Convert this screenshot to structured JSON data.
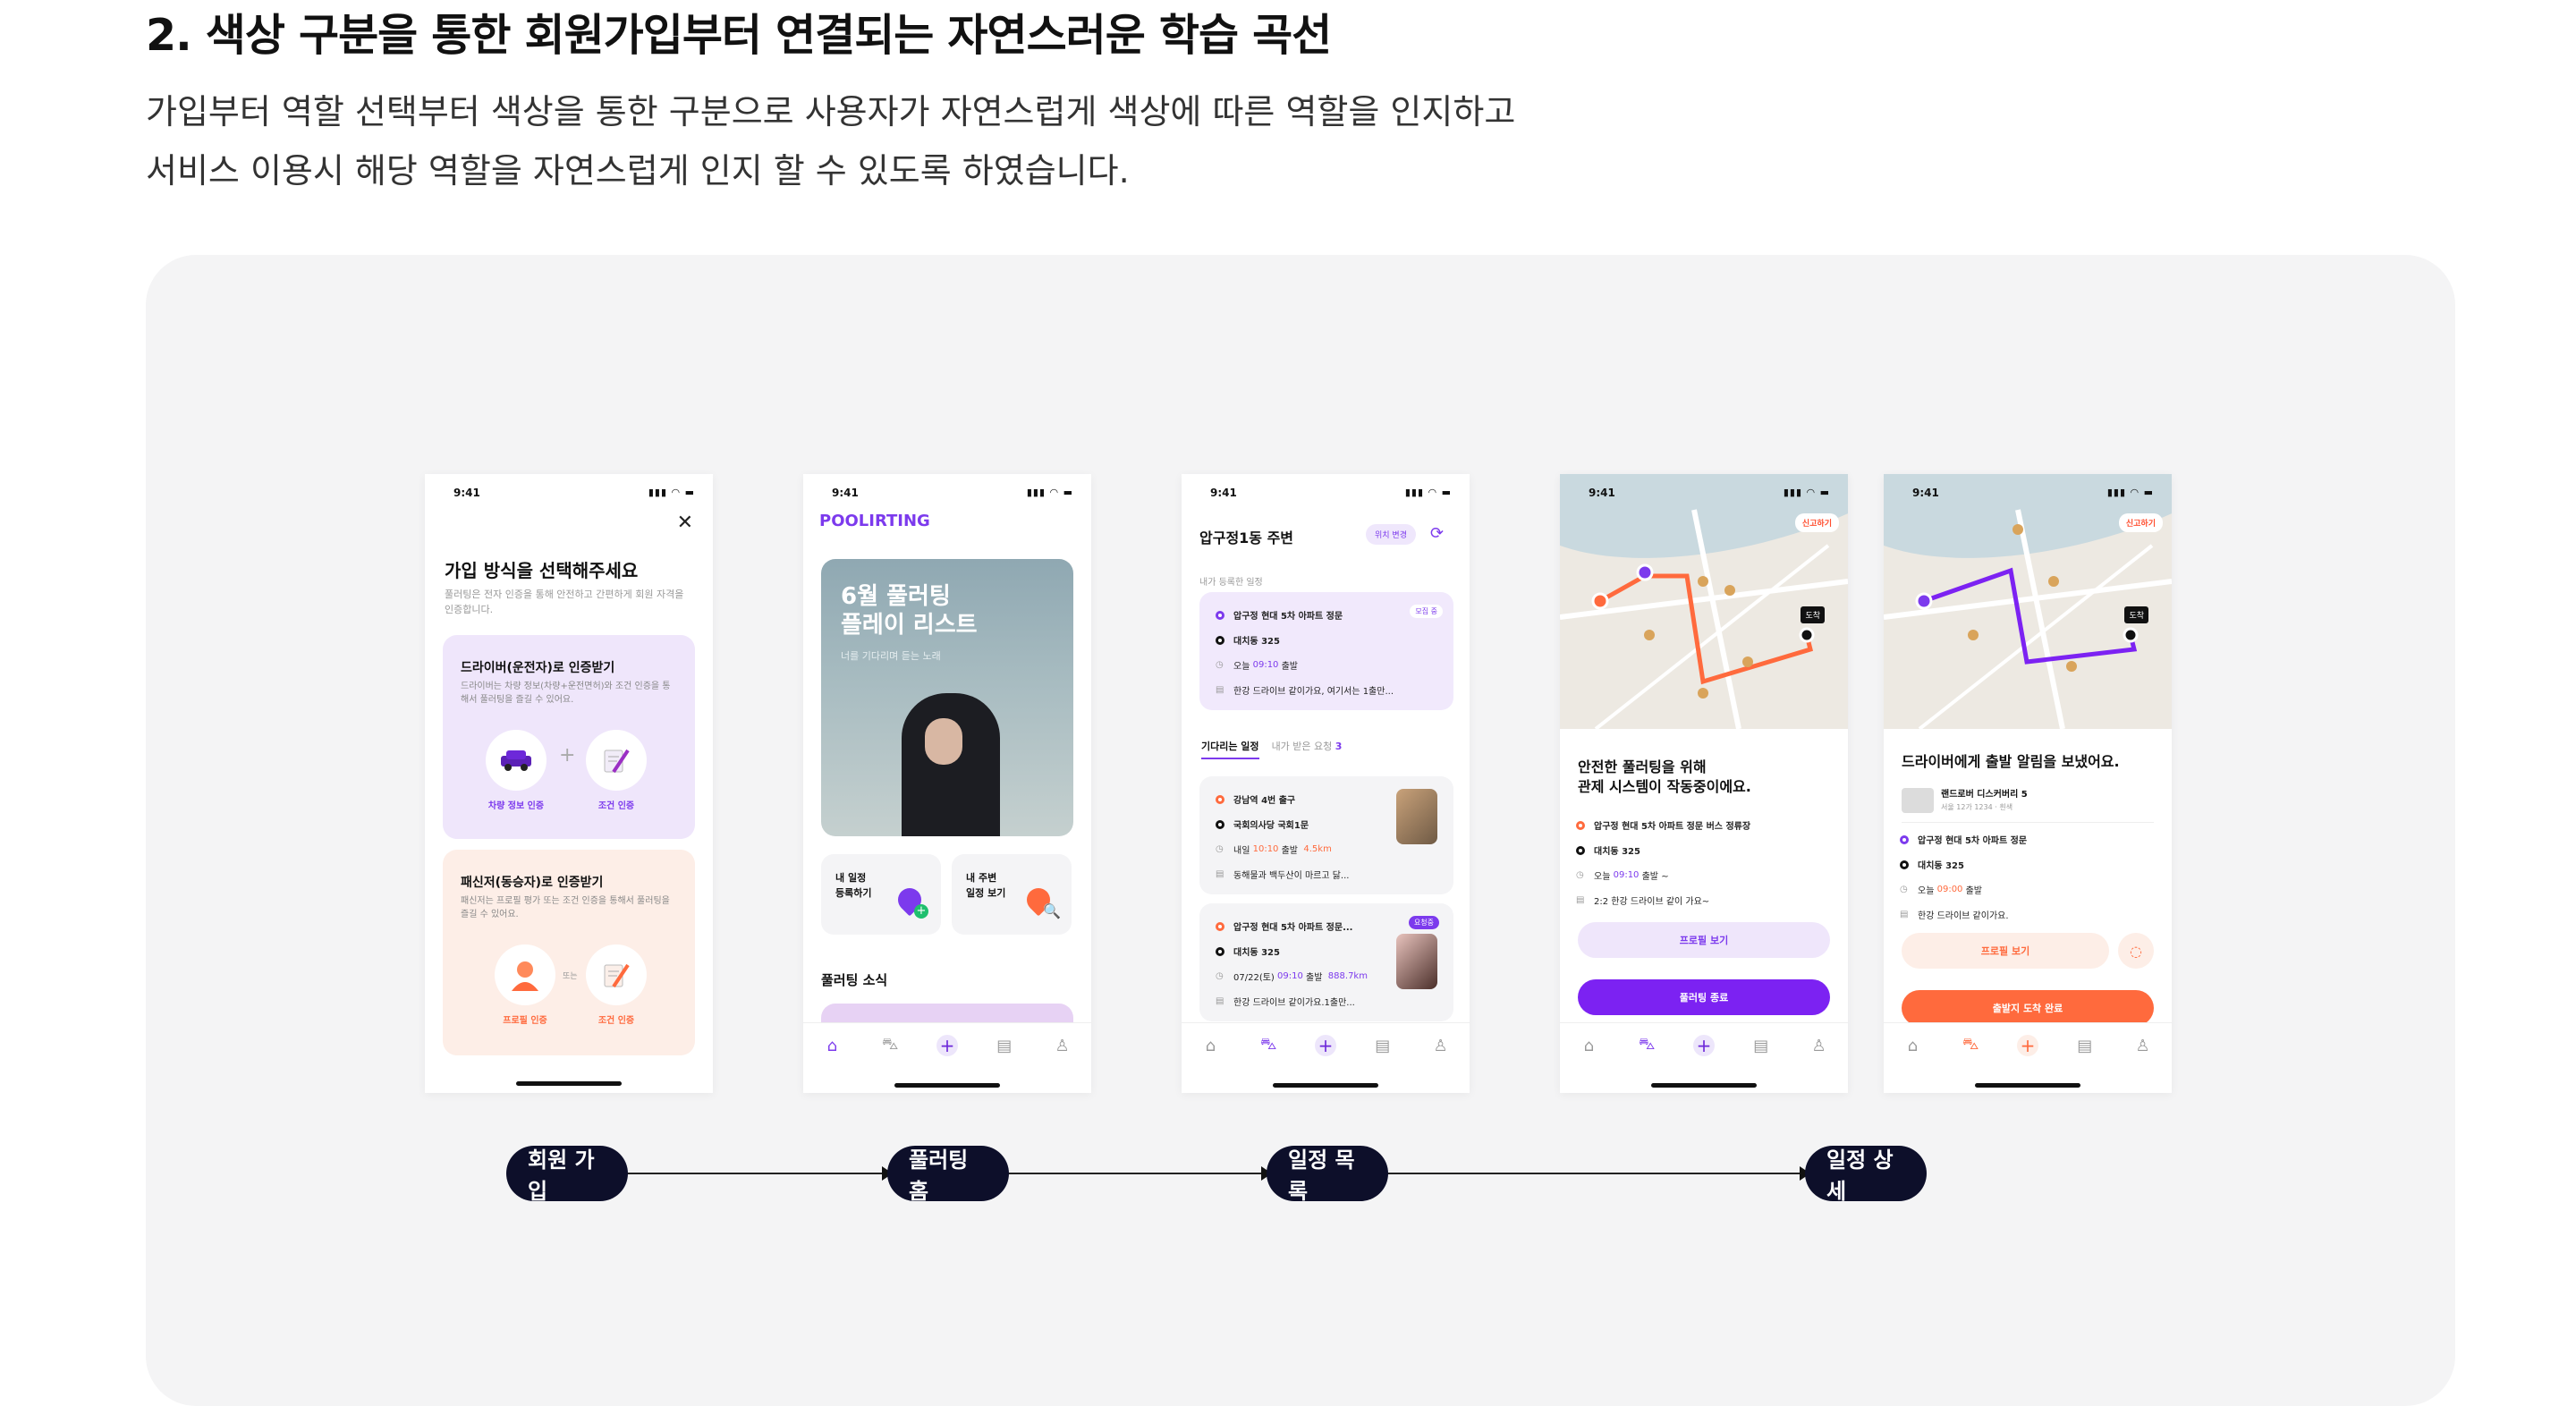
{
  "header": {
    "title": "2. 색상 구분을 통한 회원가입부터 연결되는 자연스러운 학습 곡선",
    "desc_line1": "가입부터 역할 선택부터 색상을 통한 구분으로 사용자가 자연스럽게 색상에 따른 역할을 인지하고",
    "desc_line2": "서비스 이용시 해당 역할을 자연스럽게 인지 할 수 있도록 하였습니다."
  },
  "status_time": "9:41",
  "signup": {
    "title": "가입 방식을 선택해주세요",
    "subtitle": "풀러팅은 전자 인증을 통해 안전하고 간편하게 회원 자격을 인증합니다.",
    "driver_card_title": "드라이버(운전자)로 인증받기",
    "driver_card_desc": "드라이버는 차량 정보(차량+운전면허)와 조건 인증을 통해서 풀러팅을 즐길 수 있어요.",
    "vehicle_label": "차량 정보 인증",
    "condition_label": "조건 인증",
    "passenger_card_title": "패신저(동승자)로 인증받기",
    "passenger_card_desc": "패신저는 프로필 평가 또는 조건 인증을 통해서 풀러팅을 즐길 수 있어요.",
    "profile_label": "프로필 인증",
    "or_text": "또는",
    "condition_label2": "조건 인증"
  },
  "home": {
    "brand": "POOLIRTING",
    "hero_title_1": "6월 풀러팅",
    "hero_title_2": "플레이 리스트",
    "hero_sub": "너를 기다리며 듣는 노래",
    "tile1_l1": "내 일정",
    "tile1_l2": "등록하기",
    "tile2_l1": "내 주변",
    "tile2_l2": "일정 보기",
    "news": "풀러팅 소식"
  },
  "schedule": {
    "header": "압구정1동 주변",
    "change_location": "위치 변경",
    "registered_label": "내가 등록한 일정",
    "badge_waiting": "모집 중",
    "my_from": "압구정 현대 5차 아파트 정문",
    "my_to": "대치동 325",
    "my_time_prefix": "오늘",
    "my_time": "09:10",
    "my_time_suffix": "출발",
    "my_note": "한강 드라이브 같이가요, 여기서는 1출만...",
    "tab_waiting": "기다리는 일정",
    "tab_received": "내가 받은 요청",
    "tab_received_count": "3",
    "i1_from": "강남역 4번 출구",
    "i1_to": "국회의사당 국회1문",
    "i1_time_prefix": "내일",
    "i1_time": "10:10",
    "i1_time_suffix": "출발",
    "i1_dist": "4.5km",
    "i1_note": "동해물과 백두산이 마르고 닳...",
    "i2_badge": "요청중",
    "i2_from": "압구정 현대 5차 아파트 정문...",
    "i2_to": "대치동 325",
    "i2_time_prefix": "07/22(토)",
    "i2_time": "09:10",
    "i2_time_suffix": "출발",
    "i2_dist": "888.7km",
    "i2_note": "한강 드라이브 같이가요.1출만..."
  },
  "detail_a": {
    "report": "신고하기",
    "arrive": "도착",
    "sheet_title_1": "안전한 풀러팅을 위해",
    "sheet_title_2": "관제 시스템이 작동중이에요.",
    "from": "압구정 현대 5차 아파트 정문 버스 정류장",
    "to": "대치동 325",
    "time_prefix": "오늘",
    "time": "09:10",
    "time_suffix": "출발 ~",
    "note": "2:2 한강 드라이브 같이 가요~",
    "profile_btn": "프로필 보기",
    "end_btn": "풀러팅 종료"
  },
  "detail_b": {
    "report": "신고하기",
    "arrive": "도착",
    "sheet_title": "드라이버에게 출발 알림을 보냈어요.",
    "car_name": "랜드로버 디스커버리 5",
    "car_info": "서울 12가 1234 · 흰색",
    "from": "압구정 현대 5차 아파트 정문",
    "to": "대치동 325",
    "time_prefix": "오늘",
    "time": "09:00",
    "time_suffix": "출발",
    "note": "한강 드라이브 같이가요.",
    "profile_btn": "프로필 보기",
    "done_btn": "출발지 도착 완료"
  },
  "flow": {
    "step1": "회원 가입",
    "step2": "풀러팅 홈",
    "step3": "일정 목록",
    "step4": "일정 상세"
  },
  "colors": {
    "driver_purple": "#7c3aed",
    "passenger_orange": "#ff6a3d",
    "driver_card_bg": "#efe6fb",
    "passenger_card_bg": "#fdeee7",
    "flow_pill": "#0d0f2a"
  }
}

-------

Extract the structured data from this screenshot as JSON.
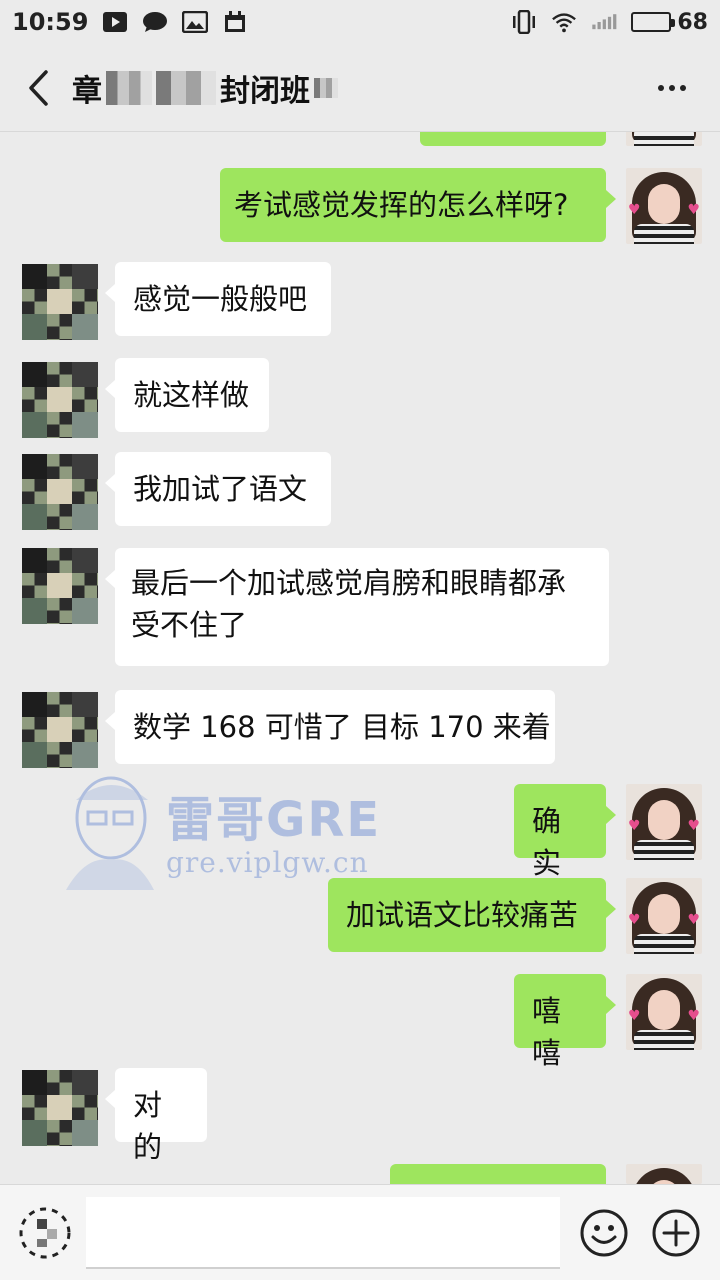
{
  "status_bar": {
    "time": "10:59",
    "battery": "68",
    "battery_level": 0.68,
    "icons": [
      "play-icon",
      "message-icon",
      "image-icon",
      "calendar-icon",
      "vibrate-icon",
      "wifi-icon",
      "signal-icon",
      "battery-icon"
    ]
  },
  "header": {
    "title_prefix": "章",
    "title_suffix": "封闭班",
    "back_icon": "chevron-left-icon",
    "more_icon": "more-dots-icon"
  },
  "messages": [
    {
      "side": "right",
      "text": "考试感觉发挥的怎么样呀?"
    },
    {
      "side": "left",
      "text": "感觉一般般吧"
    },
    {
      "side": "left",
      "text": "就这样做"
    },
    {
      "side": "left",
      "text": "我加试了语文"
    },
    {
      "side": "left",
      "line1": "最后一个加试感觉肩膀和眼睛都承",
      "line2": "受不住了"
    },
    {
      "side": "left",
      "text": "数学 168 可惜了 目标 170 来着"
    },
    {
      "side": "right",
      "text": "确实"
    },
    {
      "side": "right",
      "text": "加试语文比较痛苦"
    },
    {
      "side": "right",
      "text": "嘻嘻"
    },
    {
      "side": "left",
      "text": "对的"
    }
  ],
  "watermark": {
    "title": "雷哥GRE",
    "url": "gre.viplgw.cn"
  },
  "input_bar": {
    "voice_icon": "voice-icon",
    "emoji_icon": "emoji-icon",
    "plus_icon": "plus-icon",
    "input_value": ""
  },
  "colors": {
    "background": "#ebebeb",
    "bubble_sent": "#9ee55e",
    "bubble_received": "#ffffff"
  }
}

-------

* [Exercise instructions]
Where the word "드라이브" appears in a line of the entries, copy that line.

* [Reply]
    "my_note": "한강 드라이브 같이가요, 여기서는 1출만...",
    "i2_note": "한강 드라이브 같이가요.1출만..."
    "note": "2:2 한강 드라이브 같이 가요~",
    "note": "한강 드라이브 같이가요.",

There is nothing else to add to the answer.